* [Task description] The required response is the number of lines in the entries that include the word "ieeexplore", with nothing added.

* [Data under study]
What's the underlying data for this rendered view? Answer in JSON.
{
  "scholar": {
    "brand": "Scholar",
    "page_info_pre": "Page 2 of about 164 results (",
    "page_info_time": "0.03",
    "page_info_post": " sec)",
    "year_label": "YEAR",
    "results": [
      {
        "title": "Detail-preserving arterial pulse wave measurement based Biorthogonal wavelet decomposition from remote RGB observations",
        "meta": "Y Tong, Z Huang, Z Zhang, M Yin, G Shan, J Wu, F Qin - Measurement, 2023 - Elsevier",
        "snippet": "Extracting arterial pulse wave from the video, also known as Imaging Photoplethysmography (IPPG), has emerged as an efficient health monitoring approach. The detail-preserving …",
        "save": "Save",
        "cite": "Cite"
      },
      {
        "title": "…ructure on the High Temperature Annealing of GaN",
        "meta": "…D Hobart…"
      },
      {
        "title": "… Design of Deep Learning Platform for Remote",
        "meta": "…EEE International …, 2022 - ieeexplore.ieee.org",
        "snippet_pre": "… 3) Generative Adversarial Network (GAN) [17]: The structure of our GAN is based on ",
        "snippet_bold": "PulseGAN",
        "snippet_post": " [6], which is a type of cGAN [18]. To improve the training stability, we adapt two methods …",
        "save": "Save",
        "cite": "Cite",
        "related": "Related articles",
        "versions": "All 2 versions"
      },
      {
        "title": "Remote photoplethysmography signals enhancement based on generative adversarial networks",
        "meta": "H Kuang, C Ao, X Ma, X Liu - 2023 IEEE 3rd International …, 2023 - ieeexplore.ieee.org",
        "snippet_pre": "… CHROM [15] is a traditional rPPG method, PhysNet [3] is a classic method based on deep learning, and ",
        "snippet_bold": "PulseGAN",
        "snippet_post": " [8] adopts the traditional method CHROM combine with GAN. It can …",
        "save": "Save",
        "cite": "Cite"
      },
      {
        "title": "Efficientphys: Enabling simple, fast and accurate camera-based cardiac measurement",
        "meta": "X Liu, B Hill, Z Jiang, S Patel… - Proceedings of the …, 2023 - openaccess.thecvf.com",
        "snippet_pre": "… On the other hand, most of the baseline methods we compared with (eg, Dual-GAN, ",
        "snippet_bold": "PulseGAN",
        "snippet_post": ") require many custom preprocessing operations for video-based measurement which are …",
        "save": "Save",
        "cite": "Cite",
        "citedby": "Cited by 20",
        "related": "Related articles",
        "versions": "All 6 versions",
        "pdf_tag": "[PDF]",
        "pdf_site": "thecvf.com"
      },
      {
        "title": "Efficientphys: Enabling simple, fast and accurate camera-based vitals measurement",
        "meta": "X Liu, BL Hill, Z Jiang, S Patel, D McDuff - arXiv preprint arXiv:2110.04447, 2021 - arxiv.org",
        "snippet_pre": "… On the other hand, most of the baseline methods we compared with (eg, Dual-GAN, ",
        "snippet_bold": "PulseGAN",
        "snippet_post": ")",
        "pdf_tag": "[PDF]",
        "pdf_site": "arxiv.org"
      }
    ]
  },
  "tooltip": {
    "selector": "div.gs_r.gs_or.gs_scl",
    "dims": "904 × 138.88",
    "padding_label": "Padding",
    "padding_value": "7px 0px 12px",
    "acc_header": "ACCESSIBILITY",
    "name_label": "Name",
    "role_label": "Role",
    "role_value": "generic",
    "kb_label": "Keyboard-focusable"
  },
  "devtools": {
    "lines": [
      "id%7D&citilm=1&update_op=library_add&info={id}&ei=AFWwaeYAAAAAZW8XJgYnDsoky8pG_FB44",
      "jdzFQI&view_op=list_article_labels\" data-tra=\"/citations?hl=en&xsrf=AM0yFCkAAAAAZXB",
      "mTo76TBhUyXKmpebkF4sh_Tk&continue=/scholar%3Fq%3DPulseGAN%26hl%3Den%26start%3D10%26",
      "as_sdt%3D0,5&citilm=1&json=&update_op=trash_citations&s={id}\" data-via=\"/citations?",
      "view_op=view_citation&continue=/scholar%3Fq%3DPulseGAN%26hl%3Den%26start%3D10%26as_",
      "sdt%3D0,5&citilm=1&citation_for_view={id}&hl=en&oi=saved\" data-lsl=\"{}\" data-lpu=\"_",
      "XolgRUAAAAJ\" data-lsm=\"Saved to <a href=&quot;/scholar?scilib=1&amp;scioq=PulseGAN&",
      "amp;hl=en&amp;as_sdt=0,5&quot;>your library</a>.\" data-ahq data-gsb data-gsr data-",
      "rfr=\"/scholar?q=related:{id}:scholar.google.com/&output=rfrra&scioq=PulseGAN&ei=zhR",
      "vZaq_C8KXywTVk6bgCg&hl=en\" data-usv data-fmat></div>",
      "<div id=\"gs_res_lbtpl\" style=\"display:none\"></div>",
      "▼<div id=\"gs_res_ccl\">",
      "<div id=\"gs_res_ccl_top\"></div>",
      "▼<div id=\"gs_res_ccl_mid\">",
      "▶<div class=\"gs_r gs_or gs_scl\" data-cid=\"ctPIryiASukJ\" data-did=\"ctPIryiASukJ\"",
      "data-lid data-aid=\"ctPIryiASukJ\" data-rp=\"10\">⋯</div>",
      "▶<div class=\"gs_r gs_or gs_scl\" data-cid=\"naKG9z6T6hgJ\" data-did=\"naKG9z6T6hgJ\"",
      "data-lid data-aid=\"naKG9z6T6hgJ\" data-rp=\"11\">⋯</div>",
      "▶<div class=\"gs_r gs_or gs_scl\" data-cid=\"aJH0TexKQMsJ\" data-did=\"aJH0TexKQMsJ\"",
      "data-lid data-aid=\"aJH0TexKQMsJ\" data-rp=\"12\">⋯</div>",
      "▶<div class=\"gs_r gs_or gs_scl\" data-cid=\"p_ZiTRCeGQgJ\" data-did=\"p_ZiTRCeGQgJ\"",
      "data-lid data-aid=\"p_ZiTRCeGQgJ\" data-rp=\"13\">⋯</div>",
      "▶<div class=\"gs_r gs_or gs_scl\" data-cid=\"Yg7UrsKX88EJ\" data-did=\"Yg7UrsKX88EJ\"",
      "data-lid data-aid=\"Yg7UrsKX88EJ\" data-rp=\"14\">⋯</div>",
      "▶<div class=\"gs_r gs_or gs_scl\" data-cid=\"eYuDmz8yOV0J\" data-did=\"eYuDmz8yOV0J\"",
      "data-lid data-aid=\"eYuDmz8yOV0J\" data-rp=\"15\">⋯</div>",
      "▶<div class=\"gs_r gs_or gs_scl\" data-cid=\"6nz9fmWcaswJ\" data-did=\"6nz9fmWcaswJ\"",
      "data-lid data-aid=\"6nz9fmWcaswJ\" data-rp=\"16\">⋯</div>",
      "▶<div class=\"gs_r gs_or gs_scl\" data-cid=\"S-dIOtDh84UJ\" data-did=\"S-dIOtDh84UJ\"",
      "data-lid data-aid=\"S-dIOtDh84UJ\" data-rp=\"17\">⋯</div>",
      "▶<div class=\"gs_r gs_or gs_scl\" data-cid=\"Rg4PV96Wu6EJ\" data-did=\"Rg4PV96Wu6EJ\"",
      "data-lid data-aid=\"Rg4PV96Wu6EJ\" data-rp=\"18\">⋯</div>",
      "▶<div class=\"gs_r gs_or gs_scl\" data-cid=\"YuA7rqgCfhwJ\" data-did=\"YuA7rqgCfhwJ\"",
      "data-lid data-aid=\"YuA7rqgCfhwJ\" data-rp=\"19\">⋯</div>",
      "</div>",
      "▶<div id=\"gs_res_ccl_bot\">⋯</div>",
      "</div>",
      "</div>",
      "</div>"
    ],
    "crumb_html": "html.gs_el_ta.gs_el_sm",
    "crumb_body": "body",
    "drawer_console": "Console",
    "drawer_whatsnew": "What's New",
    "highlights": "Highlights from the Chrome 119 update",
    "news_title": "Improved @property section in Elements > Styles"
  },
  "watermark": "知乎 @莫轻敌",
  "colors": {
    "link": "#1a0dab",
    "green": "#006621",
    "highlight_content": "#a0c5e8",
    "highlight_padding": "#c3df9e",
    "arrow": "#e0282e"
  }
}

* [Answer section] 2